"We can make a nice ghost hunting handbook, like the Junior Woodchucks", "I've been in this crap before GhostWeb", "Nice shot, Ghites, now go get your medal", "put on some nice boots with reinforced cold iron toecaps and kick them in the backside all the way back to the Valley of the Shadow of Death", "ready to play this game to the end, the terrible price of having a dull light in your eyes...", "before jumping the train to Horrorwarts", "Yippee Ki Yay!" etc (incl writing 'sickles' where 'scythes' are obviously intended). Indeed, this lecture is nothing short of unintentional parody, a barrage of empty clichées made out to sound cool, like a sales pitch from a sugar-crazed, hyped-up marketing executive on a Friday afternoon (i.e. Yeah, benchmark the sunk costs, highlight the synergies, implement the strategy and go get them, tigers!).

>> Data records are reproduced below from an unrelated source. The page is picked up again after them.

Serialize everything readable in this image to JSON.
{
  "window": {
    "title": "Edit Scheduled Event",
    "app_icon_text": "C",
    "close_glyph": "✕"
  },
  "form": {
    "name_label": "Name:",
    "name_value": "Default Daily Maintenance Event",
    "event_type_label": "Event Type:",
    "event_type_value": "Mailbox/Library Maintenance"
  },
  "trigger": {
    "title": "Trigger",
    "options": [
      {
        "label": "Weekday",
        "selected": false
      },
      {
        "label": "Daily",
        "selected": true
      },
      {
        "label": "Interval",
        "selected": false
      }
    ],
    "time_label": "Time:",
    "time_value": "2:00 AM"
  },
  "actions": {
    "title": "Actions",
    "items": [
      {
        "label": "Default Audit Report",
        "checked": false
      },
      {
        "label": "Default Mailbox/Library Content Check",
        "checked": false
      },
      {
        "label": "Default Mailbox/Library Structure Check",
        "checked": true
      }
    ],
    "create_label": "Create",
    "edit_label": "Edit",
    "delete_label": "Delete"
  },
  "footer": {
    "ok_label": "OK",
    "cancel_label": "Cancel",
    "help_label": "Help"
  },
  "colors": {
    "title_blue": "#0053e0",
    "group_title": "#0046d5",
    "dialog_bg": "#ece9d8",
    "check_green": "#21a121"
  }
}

Secondly, as for creative criticism, I think "Vallum" really ought to rightly have been an acronym. Just picking a latin name is something a secret society might do, but it doesn't seem like a typical Brussels way to register a new bureaucracy. My best suggestion would be to set up a "VISA Acquis Legality Liaison of Union Migrations" under the Schengen Communautaire. This "Vallum" task force would officially be called upon to investigate and deal with potential cross-border conflicts arising in the Common Travel Area, incl the coordination of any temporary National controls imposed in the wake of the current migration crisis. And, obviously, these vaguely defined border problems would unofficially refer to the Curtains between our world and the Netherworld, and the migrants in question would mainly include infiltrating "Spookies". Only you can't very well be too transparent to the public about its mandate, so... Vallum it is. Along the same line of reasoning, I believe the chosen logo (three spirals) seems rather too obscure for a proper Agency of the EU; look at Frontex (the EU outer borders' control) for instance; they use three stripes to symbolize regulatory power over foreign arrivals by air, ground and water. Paraphrasing this one and restricting paranormal access between the Schengen area and the Netherworld, Vallum might well have a stylized symbol of a broken bridge.

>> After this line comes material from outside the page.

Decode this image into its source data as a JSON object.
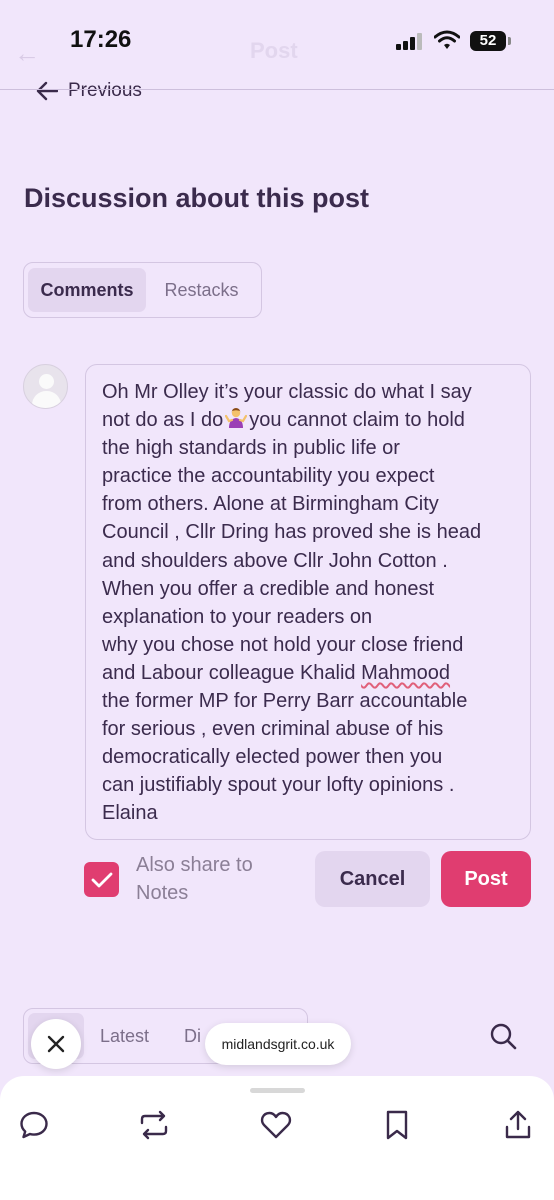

Verdict: Is this modern horror RPG a game for me, and if so why/ why not? I'm going to say no. It's not that I necessarily prefer the old haunted mansions, stone altars and dusty tomes of classic horror to urban sprawls, pharmaceutical companies and online fanatics. My big peeve is that this Netherworld mythology (quite reminiscent of "Kult: Divinity Lost", I believe) more or less rules out a more culturally diverse occult background and a more complex approach to monsters. There'd really be no reason to investigate Mayan or Egyptian theology here, as Imago Mortis already pertains to know the origin of all paranormal entities (they're either dead human souls or the disciplined demons of the Legion). And without further arcane possibilities lost in the murky past and pre-indoeuropean belief systems, the paranormal horror looses some of its mysterious appeal; it becomes too explained and familiar. That's at least my impression from this preview, and so I will stick to "Chill", "Noctum", "EPOCH" and, would I want insanity to play a bigger part, either "Fear itself" or "Trail of Cthulhu".
Question: wasn't this RPG supposed to be full colour? Apart from the front cover, this pdf is all B&W, with lots of grey background. The art is quite beautifully drawn, but it would have been interesting to appreciate it in full colour.